I'm sure there were plenty of feelings of anger and frustration for the matter in which the talks were played out in the public and in the media.
I'm sure there were plenty of feelings of happiness and excitement in wishing to see the game we all love back on the field.
And yes, I'm sure for many across the country, the feelings of uncertainty still remain.
In the uncertain world of 2020 and with COVID-19 still a major part of our everyday life, I would imagine there are plenty of people reading this column wondering is it even worth restarting Major League Baseball - and sports for that matter - until there is a vaccine.
My answer is a resounding yes. Our country needs it.
The mental health and overall well being of far too many Americans, myself included, is tied to the daily routine of releasing emotions by watching sporting events.
I'm not suggesting putting players, coaches and training staff members in harm’s way. At this point we all know the statistics, and for those who are at risk, by no means do I suggest they put themselves in a life-threatening position.
That said, from an economic and emotional standpoint, baseball has brought about incredible healing powers over the years, especially in times of crisis and trouble.
Do I have my frustrations with baseball's leadership in getting the game back up and running? Yes.
Are there serious challenges in this post COVID-19 world of getting the games played in a safe and secure manner? No question.
Does it mean that I root against the return of baseball? Not in a million years.
I've already started dreaming about what the end of July could look like. A hot summer's night in our nation's capital with Gerrit Cole and Max Scherzer on the mound.
If that doesn't fire you up as a baseball fan, I have to wonder if you're a baseball fan to begin with.
Yes it will be different. And make no mistake, a 60-game season will be unlike anything you have seen before.
But I miss watching Aaron Judge and Pete Alonso hit bombs. I love watching DJ LeMahieu and Jeff McNeil spray line drives all over the diamond.
Oh, and I can't wait to see Gerrit Cole don those Yankee pinstripes.
When you ask me if it is even worth playing a 60-game season, I don't hesitate in giving you an answer.
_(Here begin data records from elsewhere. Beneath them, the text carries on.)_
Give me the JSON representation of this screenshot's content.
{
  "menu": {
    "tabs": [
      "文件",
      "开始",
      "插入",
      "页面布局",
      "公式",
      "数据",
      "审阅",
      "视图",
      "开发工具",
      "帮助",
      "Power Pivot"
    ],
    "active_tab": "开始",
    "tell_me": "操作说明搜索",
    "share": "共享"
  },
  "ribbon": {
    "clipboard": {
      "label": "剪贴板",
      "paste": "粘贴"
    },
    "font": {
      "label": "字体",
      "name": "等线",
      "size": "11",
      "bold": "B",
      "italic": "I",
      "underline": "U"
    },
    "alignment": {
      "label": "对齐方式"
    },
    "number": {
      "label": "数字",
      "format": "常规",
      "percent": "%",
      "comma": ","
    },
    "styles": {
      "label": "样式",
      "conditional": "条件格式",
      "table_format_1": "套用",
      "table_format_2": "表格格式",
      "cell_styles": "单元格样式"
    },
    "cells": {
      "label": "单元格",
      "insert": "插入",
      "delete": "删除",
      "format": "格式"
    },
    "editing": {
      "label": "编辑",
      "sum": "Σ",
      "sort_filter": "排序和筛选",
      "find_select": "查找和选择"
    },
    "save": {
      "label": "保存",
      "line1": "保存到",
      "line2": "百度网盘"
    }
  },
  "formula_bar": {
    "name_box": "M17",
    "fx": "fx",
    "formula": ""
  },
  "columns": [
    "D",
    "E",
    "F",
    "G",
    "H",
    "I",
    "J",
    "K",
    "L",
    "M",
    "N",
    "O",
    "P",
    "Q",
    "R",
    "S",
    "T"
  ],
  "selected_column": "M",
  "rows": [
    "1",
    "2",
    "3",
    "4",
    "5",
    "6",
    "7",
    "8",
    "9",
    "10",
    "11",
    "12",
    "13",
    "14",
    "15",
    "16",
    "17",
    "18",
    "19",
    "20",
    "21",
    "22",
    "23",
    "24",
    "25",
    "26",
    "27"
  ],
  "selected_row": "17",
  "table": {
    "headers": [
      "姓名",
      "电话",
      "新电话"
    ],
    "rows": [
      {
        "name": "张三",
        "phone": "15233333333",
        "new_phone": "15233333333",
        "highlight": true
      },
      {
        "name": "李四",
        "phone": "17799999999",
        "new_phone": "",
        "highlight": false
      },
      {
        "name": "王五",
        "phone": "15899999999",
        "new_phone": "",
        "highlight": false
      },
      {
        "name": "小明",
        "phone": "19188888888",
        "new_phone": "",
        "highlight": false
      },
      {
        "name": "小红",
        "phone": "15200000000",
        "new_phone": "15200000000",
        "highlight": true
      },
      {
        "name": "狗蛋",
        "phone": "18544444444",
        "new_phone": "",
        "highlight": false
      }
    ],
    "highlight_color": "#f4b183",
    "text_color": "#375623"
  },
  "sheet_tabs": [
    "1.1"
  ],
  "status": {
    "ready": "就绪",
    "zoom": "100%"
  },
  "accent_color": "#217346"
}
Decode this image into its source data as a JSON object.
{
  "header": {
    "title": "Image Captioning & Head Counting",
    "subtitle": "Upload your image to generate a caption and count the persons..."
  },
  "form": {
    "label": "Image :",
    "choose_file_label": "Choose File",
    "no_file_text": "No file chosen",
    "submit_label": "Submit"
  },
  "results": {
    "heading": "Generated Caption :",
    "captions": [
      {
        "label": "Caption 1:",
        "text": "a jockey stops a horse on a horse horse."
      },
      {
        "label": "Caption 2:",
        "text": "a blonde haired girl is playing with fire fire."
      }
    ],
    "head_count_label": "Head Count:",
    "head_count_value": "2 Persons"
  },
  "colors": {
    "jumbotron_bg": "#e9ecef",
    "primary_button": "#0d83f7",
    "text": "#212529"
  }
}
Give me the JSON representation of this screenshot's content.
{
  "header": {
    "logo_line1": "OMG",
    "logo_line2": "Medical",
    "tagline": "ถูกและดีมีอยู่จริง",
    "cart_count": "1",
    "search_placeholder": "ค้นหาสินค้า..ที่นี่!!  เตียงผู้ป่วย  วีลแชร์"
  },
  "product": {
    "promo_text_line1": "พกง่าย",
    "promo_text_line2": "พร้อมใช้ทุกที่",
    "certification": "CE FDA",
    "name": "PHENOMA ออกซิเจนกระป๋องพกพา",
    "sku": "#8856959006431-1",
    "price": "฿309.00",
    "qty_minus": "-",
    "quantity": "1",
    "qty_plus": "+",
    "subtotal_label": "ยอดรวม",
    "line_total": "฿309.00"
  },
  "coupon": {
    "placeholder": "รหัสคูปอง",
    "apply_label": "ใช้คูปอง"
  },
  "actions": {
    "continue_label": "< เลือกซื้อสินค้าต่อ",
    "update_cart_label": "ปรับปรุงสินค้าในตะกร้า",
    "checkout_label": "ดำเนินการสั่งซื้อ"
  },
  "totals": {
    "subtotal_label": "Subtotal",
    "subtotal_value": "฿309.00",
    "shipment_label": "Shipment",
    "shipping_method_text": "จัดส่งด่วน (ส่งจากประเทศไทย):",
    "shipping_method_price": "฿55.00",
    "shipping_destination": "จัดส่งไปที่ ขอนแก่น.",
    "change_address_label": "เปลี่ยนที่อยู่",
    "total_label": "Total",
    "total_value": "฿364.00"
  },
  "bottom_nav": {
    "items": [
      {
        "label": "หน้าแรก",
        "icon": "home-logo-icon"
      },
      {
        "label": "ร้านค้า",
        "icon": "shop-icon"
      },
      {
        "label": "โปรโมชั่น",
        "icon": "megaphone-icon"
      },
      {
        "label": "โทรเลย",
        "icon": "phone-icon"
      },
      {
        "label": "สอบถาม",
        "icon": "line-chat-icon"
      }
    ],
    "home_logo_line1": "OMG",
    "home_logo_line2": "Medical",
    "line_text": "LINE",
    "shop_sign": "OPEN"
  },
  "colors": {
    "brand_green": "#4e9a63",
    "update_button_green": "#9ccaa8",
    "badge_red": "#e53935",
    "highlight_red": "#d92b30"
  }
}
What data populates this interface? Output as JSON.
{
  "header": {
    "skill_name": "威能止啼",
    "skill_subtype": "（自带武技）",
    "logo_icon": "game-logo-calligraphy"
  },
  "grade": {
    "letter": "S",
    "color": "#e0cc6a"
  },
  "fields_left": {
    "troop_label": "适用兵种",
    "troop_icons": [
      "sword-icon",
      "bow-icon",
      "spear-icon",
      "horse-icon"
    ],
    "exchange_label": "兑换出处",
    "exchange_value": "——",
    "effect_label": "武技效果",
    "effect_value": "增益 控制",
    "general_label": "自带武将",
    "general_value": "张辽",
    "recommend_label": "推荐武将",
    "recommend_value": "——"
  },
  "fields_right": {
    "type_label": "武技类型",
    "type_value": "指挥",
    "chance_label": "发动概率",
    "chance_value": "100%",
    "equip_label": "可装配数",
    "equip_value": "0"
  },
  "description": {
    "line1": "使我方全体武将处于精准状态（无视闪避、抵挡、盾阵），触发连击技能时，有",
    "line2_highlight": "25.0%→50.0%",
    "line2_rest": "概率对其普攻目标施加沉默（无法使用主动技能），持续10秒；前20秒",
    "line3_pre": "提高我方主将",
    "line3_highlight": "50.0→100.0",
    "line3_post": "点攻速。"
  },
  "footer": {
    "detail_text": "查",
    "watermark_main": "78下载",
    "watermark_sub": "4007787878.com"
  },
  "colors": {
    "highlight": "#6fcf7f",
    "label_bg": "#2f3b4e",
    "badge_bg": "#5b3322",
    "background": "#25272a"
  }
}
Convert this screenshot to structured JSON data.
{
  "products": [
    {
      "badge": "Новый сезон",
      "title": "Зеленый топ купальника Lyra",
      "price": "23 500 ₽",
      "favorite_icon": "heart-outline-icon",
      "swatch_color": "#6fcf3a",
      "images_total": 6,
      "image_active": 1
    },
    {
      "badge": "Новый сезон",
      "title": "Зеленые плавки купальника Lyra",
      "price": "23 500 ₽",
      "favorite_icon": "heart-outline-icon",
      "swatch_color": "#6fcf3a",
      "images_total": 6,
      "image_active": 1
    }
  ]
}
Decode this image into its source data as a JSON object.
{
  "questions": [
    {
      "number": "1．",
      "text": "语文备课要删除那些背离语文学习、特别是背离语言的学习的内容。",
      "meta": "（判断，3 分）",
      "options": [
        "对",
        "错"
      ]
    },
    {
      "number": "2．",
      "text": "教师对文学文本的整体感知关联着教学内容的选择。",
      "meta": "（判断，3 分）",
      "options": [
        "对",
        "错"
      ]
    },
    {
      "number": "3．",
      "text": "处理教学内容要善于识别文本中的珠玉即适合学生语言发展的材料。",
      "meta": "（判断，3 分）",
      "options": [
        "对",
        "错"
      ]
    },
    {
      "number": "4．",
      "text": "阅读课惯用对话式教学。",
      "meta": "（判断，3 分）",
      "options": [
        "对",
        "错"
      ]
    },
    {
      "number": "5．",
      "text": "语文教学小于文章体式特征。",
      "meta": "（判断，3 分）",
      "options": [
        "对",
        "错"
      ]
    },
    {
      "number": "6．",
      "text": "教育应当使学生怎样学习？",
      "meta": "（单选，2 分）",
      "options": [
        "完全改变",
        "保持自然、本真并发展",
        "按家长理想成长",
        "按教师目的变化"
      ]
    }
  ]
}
Some baseball is better than no baseball at all.
I'm dreaming of that late July night cracking open a cold one and kicking off 2020's campaign on the diamond in the most bizarre and unique way imaginable.
Let's hope that dream becomes a weird reality in less than a month.